_EXERCISE REQUIREMENTS_
Even if a line seems odd, print it as it is, and include every record.

══════════════════════════════

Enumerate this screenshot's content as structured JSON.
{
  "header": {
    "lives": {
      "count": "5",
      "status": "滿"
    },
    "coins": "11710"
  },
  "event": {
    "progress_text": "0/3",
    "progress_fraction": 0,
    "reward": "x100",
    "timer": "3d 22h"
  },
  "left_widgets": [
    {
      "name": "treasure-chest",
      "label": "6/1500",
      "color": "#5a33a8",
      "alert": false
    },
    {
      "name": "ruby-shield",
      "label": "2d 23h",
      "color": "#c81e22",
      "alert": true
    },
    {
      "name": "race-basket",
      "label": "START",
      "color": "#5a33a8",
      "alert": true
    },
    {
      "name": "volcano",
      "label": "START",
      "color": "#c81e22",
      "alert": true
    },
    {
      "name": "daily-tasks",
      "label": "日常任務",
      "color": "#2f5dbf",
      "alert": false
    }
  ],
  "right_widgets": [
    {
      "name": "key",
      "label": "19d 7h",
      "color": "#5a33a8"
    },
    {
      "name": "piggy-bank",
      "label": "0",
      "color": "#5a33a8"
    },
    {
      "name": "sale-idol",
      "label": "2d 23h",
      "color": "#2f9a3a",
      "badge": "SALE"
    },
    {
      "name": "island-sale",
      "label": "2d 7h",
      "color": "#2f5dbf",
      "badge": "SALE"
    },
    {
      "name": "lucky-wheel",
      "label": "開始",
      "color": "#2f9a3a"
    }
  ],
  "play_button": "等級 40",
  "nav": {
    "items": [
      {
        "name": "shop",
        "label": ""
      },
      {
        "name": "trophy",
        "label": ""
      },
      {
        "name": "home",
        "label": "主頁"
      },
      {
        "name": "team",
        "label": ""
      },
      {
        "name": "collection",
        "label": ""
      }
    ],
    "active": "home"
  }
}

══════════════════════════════

_SOLUTION_
Enumerate this screenshot's content as structured JSON.
{
  "header": {
    "lives": {
      "count": "5",
      "status": "滿"
    },
    "coins": "11710"
  },
  "event": {
    "progress_text": "0/3",
    "progress_fraction": 0,
    "reward": "x100",
    "timer": "3d 22h"
  },
  "left_widgets": [
    {
      "name": "treasure-chest",
      "label": "6/1500",
      "color": "#5a33a8",
      "alert": false
    },
    {
      "name": "ruby-shield",
      "label": "2d 23h",
      "color": "#c81e22",
      "alert": true
    },
    {
      "name": "race-basket",
      "label": "START",
      "color": "#5a33a8",
      "alert": true
    },
    {
      "name": "volcano",
      "label": "START",
      "color": "#c81e22",
      "alert": true
    },
    {
      "name": "daily-tasks",
      "label": "日常任務",
      "color": "#2f5dbf",
      "alert": false
    }
  ],
  "right_widgets": [
    {
      "name": "key",
      "label": "19d 7h",
      "color": "#5a33a8"
    },
    {
      "name": "piggy-bank",
      "label": "0",
      "color": "#5a33a8"
    },
    {
      "name": "sale-idol",
      "label": "2d 23h",
      "color": "#2f9a3a",
      "badge": "SALE"
    },
    {
      "name": "island-sale",
      "label": "2d 7h",
      "color": "#2f5dbf",
      "badge": "SALE"
    },
    {
      "name": "lucky-wheel",
      "label": "開始",
      "color": "#2f9a3a"
    }
  ],
  "play_button": "等級 40",
  "nav": {
    "items": [
      {
        "name": "shop",
        "label": ""
      },
      {
        "name": "trophy",
        "label": ""
      },
      {
        "name": "home",
        "label": "主頁"
      },
      {
        "name": "team",
        "label": ""
      },
      {
        "name": "collection",
        "label": ""
      }
    ],
    "active": "home"
  }
}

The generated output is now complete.